throughout taking the edge off the snooping. Cars are going
through pre-race scrutineering and from the sounds of things, the rain,
along with various delays accruing during the day, meant that process
went rather long. For now the Peugeots are no where to be
though we do have some images of the Audi R15. Given the
could be expected that most teams opted to stay within their warm
garages with the doors shut.
Apparently there were hushed
discussions regarding whether or not the R15 would clear scrutineering
which seems to belie the way the whole process works.
Sebring Peugeot and Aston Martin came forward declaring that, in their
opinion, certain elements on the Audi R15 were illegal. We
surmise that there were many discussions between the ACO and Audi and
in the end, as we can see, a few small details were changed though
fundamentally the car stands as designed. And that's the
process; constant consultation with the ACO before, during,
after the design process. So when Audi showed up at Sebring,
could bet your bottom dollar that everyone involved was rather
confident the car was legal as far as the ACO was concerned.
Anyhow, there still seems to be sour grapes over certain
on the R15 as Race Car Engineering quoted one rival technical director
off the record, "it's (the R15) simply illegal, there's no way it
should ever have been allowed to
run, they need to ban its front aero now because otherwise every other
car in the field will have to be redesigned to keep up. It's a front
wing and that's just not on."
Rarely do I ever side with
the ACO, but in this case the regulations are on the books and you
can't shouldn't be cross at Audi for exploiting them. That
ACO unknowingly opened up the regulations with their late 2006 revision
to Art 3.6.1 should be the main focus but that's water under the
bridge. Ultimately Le Mans scrutineering isn't the
continue this gripe, especially as the car has been signed off.
Once the flag drops the bullshit stops, so the saying goes,
we are pretty close to that flag drop after all...
we pointed out last month, the R15 has been revised in deference Le
Mans' unique setup requirements. That means a more careful
at overall drag. Whereas at Sebring the typical LMP is

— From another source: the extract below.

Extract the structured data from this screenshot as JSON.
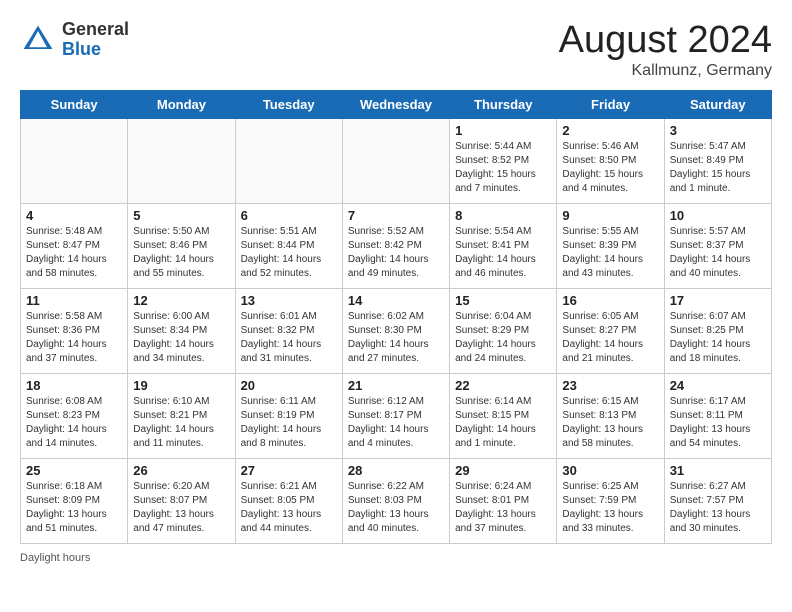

in the region of 6500 lbs of downforce at 200 mph, at Le Mans this gets
pared down to around 4000 lbs. Drag naturally follows as

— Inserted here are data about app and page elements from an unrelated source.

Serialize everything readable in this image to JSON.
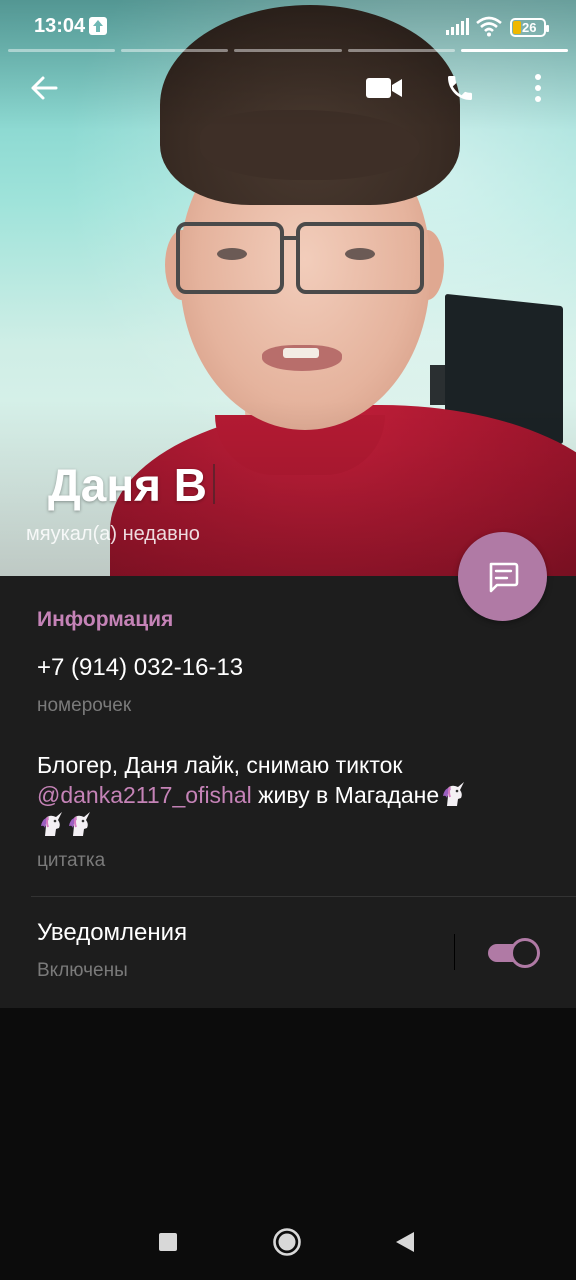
{
  "status_bar": {
    "time": "13:04",
    "battery_percent": "26",
    "icons": [
      "upload-icon",
      "signal-icon",
      "wifi-icon",
      "battery-icon"
    ]
  },
  "header": {
    "name": "Даня В",
    "last_seen": "мяукал(а) недавно",
    "story_segments": {
      "count": 5,
      "active_index": 4
    },
    "actions": [
      "back-arrow-icon",
      "video-call-icon",
      "phone-icon",
      "more-vertical-icon"
    ],
    "fab_icon": "message-icon"
  },
  "info": {
    "section_title": "Информация",
    "phone": "+7 (914) 032-16-13",
    "phone_label": "номерочек",
    "bio_text_1": "Блогер, Даня лайк, снимаю тикток ",
    "bio_handle": "@danka2117_ofishal",
    "bio_text_2": " живу в Магадане",
    "bio_label": "цитатка",
    "emoji": "unicorn-icon"
  },
  "notifications": {
    "title": "Уведомления",
    "status": "Включены",
    "enabled": true
  },
  "colors": {
    "accent": "#c583b7",
    "fab": "#b07aa5",
    "panel_bg": "#1d1d1d",
    "page_bg": "#0c0c0c",
    "secondary_text": "#7a7a7a"
  },
  "nav_bar": [
    "recent-apps-icon",
    "home-icon",
    "back-icon"
  ]
}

We're hard pressed to extract ball park L/D figures from
but had we to guess, we'd say L/D was approaching in the region of 4+:1

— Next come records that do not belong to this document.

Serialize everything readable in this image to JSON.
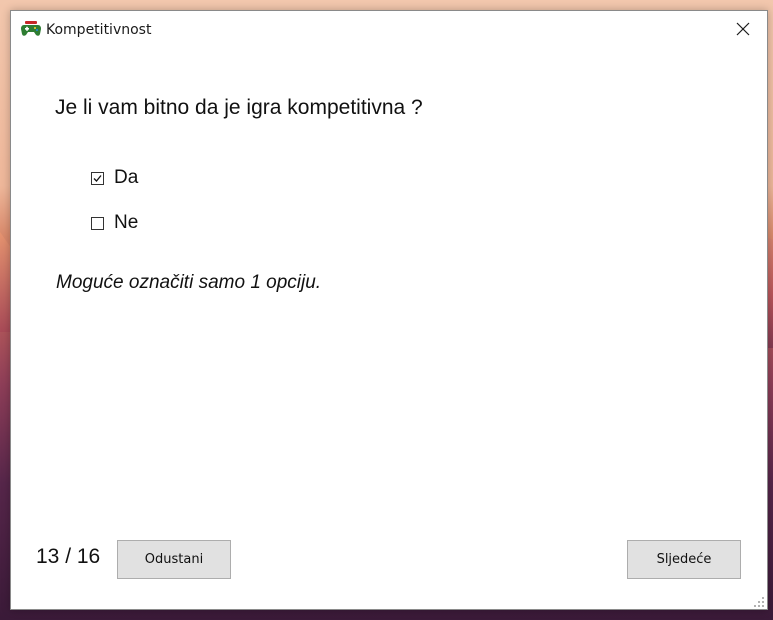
{
  "window": {
    "title": "Kompetitivnost",
    "app_icon": "gamepad-icon",
    "close_icon": "close-icon"
  },
  "question": {
    "text": "Je li vam bitno da je igra kompetitivna ?"
  },
  "options": [
    {
      "label": "Da",
      "checked": true
    },
    {
      "label": "Ne",
      "checked": false
    }
  ],
  "hint": "Moguće označiti samo 1 opciju.",
  "footer": {
    "counter": "13 / 16",
    "cancel_label": "Odustani",
    "next_label": "Sljedeće"
  },
  "colors": {
    "window_bg": "#ffffff",
    "button_bg": "#e1e1e1",
    "button_border": "#adadad",
    "text": "#111111"
  }
}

in Sprint configuration, 3.5:1 in Le Mans setup.
out to about a 500 lbs difference in drag high to low downforce.
And while the absolute numbers may be off, clearly Le Mans
exacts a significantly different setup to justify major chassis
With that said, the R15's nose vent was modified
looking most likely at drag reductions in addition to a balance shift
given the lower overall downforce and assumed reductions in rear wing
flap and position (shorter rear overhang in LM config).
turbo inlet's revision is driven by Audi's engine department though the
aero requirement was that they shouldn't effect drag or downforce any
more than the previous iteration.
is our understanding the ACO was behind the revisions in this area on
the R15. As compared to Sebring, the engine bay airflow is
directed out and through the ACO 10 mm mesh. The engine
now have their own compartments and are segragated from the engine
We also understand a NACA duct could be
fitted to the engine cover during the weekend if concerns over the
alternator crop back up.
Le Mans specific changes can be seen at the front. The
controversial front splitter/flap arrangement is in low downforce
speficication. There's a very interesting horizontal horn
conditioners though we also understand that they perform a
regulations compliance function, covering the front wishbone as seen in
frontal elevation. Audi had been utilizing the ACO 10 mm mesh
"cover" this part of the car's mechanicals but had too many problems
with the mesh getting damaged and collecting debris throughout a race
(and altering aero balance) and went with this more interesting